== Material provided ==

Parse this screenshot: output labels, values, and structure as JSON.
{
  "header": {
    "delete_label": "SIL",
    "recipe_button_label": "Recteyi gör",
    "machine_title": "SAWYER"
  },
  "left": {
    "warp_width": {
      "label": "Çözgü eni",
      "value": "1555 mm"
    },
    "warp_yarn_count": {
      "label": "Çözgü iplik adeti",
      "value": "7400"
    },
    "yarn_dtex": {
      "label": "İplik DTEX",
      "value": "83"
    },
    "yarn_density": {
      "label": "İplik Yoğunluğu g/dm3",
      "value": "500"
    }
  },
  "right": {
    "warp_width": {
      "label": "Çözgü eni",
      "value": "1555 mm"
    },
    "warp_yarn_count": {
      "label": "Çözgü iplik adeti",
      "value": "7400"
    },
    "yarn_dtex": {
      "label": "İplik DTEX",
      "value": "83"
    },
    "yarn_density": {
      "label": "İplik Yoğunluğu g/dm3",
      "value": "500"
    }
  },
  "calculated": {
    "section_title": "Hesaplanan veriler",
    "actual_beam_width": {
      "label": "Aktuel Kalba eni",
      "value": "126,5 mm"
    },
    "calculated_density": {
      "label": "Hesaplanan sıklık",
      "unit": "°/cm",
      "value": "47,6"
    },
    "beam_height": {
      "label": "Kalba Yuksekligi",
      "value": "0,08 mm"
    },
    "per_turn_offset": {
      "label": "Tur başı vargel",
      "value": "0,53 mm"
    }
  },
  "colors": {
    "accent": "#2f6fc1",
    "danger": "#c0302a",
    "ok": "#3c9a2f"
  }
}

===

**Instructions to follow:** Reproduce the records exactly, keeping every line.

**Output below:**
Parse this screenshot: output labels, values, and structure as JSON.
{
  "header": {
    "delete_label": "SIL",
    "recipe_button_label": "Recteyi gör",
    "machine_title": "SAWYER"
  },
  "left": {
    "warp_width": {
      "label": "Çözgü eni",
      "value": "1555 mm"
    },
    "warp_yarn_count": {
      "label": "Çözgü iplik adeti",
      "value": "7400"
    },
    "yarn_dtex": {
      "label": "İplik DTEX",
      "value": "83"
    },
    "yarn_density": {
      "label": "İplik Yoğunluğu g/dm3",
      "value": "500"
    }
  },
  "right": {
    "warp_width": {
      "label": "Çözgü eni",
      "value": "1555 mm"
    },
    "warp_yarn_count": {
      "label": "Çözgü iplik adeti",
      "value": "7400"
    },
    "yarn_dtex": {
      "label": "İplik DTEX",
      "value": "83"
    },
    "yarn_density": {
      "label": "İplik Yoğunluğu g/dm3",
      "value": "500"
    }
  },
  "calculated": {
    "section_title": "Hesaplanan veriler",
    "actual_beam_width": {
      "label": "Aktuel Kalba eni",
      "value": "126,5 mm"
    },
    "calculated_density": {
      "label": "Hesaplanan sıklık",
      "unit": "°/cm",
      "value": "47,6"
    },
    "beam_height": {
      "label": "Kalba Yuksekligi",
      "value": "0,08 mm"
    },
    "per_turn_offset": {
      "label": "Tur başı vargel",
      "value": "0,53 mm"
    }
  },
  "colors": {
    "accent": "#2f6fc1",
    "danger": "#c0302a",
    "ok": "#3c9a2f"
  }
}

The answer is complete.